First-time offenders face a minimum fine of $100 to $300, Coppola said last week. Repeat offenders could pay up to $1,000 in fines, and merchants cited more than three times can lose their licenses to sell tobacco.
Coppola estimates that 7,000 establishments in Erie County sell tobacco products.
Since 1994, the compliance rate of the participating municipalities -- the average percentage of merchants asking for proof of age and refusing to sell tobacco to minors -- increased to 80 percent from 30 percent.
In Springville, the compliance rate increased to 70 percent in 1995 from 40 percent in 1994. In Orchard Park, the rate jumped to 70 percent from 25 percent. Cheektowaga posted an increase to 88 percent from 62 percent. Clarence went to 62 percent from from 15 percent.
This year in Amherst, underage decoys, accompanied by police officers, have visited 84 businesses. In five cases, the decoy was able to buy a pack of cigarettes, according to Lt. Patrick McKenna.
Amherst's compliance rate has increased to 93 percent this year from 25 percent when the program began in 1994, McKenna said.
"They (merchants) never know when there's going to be someone coming in," McKenna said. "They don't want to disobey the law."
At the Convenient Food Mart on Main Street, manager James Roessler "proofs just about everybody."
"It's better to be safe than sorry," Roessler said. "You might get the same kids trying to buy cigarettes over and over."
Merchants are being reminded to request identification from cigarette buyers who appear younger than 25, Coppola said.
"We're not entrapping or encouraging merchants to break the law.
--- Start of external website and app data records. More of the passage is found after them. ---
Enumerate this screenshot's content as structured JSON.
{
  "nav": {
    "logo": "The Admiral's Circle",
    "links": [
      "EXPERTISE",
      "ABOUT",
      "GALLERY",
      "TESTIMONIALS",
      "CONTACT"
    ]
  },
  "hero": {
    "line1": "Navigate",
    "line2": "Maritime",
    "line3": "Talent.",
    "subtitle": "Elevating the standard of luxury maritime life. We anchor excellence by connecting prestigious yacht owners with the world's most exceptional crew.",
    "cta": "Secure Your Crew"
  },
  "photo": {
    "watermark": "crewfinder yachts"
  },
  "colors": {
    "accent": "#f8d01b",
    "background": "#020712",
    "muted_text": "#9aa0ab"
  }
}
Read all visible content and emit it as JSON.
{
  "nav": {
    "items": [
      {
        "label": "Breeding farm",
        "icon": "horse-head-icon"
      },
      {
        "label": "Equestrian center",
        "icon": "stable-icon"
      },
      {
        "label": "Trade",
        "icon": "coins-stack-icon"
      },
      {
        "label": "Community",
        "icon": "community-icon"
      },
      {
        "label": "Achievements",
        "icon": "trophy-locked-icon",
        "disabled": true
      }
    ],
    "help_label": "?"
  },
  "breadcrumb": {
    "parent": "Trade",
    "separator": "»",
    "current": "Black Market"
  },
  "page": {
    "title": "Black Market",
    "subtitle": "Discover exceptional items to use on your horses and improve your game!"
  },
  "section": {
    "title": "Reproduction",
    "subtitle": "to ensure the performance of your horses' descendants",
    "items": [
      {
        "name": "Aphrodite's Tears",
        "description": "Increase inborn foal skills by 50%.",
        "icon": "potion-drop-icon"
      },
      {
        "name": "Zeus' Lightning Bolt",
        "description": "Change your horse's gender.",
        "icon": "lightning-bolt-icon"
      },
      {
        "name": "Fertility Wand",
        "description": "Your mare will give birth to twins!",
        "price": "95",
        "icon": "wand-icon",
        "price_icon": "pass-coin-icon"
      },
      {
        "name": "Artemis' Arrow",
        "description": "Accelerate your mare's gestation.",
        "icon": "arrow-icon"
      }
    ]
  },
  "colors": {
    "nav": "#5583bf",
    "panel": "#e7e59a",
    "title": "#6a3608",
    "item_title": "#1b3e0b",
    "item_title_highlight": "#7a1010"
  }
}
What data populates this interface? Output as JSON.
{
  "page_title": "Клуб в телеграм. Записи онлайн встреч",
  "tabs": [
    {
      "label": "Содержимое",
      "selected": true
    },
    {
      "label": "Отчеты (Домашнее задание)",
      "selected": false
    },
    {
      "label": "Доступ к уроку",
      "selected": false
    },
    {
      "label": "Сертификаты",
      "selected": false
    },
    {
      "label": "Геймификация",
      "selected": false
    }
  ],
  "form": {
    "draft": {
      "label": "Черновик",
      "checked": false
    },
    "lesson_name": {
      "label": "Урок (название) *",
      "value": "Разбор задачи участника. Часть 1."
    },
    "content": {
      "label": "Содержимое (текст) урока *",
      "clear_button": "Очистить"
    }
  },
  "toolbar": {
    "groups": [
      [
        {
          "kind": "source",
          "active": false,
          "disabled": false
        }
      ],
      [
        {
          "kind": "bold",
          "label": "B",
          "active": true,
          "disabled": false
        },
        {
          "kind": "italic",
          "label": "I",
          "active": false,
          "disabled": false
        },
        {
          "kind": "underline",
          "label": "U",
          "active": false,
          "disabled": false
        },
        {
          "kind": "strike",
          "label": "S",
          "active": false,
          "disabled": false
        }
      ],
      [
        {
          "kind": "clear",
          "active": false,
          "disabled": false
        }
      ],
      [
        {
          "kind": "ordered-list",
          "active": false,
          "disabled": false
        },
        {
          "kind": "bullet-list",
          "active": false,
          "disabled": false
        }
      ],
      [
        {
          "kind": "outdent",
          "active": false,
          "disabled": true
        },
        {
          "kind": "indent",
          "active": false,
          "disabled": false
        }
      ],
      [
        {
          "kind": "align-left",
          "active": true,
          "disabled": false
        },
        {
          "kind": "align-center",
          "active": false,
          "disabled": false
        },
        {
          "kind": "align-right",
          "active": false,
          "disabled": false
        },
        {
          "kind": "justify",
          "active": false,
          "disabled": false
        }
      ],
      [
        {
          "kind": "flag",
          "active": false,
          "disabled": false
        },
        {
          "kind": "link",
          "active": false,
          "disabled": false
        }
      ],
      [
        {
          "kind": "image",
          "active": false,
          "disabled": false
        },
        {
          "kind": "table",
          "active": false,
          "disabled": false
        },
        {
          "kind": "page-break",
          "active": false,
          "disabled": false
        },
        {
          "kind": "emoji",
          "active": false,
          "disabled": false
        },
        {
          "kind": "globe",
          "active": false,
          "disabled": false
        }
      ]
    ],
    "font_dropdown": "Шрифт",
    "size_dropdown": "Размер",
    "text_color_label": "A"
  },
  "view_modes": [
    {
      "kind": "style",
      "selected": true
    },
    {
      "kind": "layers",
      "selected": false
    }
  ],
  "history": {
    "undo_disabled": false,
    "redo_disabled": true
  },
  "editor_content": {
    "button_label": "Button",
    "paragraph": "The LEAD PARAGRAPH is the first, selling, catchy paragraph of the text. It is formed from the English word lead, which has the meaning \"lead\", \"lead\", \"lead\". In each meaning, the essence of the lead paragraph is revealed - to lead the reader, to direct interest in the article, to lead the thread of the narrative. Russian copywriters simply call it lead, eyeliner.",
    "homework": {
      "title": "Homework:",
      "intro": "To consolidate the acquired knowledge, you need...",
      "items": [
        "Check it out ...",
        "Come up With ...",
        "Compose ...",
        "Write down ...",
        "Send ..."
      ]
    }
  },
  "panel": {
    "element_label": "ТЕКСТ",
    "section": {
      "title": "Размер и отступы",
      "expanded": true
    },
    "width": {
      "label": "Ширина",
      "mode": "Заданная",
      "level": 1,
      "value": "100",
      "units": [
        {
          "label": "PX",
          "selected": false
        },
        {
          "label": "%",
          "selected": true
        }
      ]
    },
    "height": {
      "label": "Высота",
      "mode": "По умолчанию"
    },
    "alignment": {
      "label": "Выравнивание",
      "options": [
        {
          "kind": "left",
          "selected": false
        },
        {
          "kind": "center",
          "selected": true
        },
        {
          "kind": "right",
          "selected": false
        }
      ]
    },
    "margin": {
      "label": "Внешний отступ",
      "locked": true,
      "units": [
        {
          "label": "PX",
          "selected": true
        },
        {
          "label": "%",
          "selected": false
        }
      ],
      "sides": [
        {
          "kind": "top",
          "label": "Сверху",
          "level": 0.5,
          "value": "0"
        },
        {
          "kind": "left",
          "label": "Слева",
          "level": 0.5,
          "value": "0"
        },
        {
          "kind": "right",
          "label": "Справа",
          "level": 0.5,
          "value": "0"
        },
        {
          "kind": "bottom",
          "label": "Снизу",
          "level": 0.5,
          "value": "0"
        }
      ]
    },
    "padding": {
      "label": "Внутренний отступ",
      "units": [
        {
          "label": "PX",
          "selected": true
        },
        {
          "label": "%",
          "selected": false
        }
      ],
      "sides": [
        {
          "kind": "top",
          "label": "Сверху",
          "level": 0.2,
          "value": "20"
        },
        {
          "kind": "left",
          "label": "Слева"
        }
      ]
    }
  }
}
We make sure the decoys are age 16 or less, no facial hair for the boys and no makeup on the girls," Coppola said. "We want to be fair with the merchants, but we want them to understand they have the responsibility to check proof."